ACTIVITY: Would you give the number of lines below in which the string "data" appears? Nothing else is needed.

○ ○ ○

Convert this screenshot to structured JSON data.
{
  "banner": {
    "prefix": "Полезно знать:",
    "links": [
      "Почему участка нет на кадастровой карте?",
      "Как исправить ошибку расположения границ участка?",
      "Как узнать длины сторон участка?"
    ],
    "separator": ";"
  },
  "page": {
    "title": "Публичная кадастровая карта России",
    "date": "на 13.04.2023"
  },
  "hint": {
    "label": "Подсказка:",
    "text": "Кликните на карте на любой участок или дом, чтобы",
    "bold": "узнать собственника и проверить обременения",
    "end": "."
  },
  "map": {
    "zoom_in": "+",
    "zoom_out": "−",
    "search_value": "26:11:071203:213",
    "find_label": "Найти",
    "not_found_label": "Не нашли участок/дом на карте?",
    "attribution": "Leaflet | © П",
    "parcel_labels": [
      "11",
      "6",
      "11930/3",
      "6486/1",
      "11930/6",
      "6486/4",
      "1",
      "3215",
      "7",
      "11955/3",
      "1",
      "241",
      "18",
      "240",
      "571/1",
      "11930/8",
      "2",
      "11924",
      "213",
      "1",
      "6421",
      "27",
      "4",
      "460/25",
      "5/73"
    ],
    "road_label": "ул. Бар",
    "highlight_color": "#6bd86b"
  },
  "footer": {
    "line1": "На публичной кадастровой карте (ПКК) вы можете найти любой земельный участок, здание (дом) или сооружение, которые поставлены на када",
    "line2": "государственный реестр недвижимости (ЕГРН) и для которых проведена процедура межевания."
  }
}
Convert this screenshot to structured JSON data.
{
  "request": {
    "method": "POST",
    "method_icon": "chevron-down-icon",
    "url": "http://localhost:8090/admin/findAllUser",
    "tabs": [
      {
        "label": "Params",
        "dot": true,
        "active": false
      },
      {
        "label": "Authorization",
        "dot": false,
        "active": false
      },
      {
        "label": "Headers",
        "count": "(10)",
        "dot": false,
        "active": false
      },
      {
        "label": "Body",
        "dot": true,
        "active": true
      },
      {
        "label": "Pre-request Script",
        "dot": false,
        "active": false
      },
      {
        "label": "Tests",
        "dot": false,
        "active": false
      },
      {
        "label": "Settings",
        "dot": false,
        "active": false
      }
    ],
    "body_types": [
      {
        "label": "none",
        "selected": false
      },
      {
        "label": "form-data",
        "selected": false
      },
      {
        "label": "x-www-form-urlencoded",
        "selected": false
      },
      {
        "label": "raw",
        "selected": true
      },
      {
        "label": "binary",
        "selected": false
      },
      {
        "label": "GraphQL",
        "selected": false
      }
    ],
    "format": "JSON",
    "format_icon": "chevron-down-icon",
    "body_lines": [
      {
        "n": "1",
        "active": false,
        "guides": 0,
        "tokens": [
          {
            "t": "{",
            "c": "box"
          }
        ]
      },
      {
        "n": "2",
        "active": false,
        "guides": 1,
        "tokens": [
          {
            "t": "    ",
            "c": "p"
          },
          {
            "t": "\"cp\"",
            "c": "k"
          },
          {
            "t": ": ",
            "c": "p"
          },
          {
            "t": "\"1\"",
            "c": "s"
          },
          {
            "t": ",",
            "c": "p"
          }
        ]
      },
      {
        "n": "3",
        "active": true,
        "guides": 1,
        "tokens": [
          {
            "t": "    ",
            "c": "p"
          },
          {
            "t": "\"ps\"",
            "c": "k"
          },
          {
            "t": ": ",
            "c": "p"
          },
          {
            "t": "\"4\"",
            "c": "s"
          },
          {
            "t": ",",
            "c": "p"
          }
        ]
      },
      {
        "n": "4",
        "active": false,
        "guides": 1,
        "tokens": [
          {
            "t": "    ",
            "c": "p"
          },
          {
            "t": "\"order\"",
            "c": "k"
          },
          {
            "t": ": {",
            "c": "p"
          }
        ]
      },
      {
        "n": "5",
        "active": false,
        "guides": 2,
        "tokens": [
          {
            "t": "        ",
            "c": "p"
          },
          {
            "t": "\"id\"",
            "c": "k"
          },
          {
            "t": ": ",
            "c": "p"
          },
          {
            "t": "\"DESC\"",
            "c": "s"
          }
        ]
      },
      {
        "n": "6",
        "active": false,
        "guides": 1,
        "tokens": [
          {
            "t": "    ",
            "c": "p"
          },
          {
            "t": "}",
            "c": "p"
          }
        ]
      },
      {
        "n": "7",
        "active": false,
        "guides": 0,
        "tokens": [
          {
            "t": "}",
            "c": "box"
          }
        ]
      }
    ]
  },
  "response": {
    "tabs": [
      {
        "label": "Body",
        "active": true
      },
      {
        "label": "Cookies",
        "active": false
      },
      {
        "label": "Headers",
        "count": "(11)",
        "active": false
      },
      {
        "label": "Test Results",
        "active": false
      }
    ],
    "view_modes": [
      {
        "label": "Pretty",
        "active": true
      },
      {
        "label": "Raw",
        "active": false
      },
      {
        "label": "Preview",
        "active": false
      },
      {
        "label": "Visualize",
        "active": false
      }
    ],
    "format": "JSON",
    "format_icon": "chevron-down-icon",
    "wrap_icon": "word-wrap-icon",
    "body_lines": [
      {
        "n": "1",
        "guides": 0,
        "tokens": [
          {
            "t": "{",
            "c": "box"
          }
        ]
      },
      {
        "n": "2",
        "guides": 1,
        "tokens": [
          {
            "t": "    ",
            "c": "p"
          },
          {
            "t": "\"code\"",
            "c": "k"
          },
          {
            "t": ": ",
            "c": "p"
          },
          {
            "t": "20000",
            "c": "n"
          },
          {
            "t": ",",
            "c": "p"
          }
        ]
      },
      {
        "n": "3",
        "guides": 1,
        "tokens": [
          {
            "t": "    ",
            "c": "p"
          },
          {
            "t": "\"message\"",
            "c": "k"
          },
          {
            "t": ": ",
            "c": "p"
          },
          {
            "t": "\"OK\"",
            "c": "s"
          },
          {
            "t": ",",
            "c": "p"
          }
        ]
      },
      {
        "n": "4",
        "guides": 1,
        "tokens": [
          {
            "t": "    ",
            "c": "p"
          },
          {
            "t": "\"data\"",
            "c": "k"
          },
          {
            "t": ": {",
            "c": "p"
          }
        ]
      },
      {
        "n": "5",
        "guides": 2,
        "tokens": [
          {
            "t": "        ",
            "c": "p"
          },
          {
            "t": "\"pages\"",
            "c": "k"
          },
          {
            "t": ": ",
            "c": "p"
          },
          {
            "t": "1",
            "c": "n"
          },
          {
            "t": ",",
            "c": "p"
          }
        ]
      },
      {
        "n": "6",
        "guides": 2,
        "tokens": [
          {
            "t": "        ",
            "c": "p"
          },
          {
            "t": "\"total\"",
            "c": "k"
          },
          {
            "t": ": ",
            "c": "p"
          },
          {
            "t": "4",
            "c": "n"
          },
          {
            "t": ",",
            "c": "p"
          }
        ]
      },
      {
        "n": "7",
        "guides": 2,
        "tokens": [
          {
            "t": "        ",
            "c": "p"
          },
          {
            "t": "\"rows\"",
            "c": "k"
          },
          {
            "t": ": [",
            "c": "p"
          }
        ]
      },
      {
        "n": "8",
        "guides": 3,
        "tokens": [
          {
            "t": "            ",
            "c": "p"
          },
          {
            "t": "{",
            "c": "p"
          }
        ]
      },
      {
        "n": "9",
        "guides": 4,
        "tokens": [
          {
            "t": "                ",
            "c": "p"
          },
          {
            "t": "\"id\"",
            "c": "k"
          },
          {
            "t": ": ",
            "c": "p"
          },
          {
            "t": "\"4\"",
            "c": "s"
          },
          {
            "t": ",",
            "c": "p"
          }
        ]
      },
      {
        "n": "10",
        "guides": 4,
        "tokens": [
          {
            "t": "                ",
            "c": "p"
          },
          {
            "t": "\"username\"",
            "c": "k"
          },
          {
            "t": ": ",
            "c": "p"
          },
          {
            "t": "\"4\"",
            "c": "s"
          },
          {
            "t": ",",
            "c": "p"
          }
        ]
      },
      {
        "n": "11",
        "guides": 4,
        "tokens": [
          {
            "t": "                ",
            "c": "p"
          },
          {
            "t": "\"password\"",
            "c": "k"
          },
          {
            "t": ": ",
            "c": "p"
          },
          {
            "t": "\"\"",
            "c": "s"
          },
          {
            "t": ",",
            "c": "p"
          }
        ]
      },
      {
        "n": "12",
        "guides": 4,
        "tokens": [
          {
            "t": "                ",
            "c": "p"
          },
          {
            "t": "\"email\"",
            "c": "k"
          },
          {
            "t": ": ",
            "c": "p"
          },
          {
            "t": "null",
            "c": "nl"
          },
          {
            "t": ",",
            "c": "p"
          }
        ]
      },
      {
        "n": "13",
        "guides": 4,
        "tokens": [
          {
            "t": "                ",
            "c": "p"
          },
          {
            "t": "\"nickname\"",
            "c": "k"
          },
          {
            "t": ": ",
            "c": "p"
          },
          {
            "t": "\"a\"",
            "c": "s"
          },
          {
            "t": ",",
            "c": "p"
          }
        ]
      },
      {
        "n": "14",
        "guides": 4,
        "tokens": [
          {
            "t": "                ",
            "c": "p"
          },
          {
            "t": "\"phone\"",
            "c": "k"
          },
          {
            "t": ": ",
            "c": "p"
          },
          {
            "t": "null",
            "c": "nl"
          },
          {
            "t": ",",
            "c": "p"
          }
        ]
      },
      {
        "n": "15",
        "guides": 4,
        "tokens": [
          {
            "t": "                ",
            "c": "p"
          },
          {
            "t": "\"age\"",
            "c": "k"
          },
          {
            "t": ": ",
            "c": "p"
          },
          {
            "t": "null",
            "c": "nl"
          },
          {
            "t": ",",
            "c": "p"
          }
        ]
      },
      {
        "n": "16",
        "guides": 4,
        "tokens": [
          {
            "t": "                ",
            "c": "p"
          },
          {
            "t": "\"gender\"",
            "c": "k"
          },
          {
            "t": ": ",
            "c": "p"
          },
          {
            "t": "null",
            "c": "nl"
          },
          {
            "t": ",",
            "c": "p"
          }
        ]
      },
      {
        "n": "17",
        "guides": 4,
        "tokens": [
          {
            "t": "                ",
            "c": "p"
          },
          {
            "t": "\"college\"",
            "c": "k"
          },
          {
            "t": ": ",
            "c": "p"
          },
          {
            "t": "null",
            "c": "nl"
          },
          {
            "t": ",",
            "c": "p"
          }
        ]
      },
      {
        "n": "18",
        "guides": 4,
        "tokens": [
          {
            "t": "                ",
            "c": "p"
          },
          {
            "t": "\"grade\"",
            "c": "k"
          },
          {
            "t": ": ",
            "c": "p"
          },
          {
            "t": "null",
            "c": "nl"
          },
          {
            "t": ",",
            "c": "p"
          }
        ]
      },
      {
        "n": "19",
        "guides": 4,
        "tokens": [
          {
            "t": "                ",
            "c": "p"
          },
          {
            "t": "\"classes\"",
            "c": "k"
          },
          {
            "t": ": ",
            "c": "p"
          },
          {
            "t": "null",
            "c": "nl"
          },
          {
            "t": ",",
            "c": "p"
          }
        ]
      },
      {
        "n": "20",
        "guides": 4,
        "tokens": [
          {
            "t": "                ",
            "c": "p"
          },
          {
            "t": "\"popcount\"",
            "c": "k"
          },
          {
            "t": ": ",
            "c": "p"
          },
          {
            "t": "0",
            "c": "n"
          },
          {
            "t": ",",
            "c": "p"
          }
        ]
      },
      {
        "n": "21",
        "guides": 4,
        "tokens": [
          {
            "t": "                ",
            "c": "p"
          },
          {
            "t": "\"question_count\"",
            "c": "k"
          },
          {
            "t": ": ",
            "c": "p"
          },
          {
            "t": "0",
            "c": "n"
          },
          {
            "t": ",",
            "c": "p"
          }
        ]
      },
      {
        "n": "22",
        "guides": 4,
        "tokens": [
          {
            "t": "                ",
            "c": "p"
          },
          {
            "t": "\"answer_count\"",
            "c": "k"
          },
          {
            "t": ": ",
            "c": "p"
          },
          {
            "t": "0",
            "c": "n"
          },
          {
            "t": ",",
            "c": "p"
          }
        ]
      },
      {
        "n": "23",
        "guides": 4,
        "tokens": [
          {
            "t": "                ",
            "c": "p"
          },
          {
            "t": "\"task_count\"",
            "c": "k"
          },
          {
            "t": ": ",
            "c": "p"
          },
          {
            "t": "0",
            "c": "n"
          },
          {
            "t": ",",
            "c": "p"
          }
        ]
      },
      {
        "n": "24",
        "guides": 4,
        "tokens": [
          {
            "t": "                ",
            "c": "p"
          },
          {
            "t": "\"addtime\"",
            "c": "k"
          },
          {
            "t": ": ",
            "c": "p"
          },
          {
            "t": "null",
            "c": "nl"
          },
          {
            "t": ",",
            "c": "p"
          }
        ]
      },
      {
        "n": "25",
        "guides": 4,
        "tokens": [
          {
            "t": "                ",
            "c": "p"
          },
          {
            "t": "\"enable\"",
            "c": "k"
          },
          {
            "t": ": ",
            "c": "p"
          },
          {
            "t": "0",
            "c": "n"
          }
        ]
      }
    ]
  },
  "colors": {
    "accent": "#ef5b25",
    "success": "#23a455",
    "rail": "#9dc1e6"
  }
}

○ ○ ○

WRITTEN REPLY: 4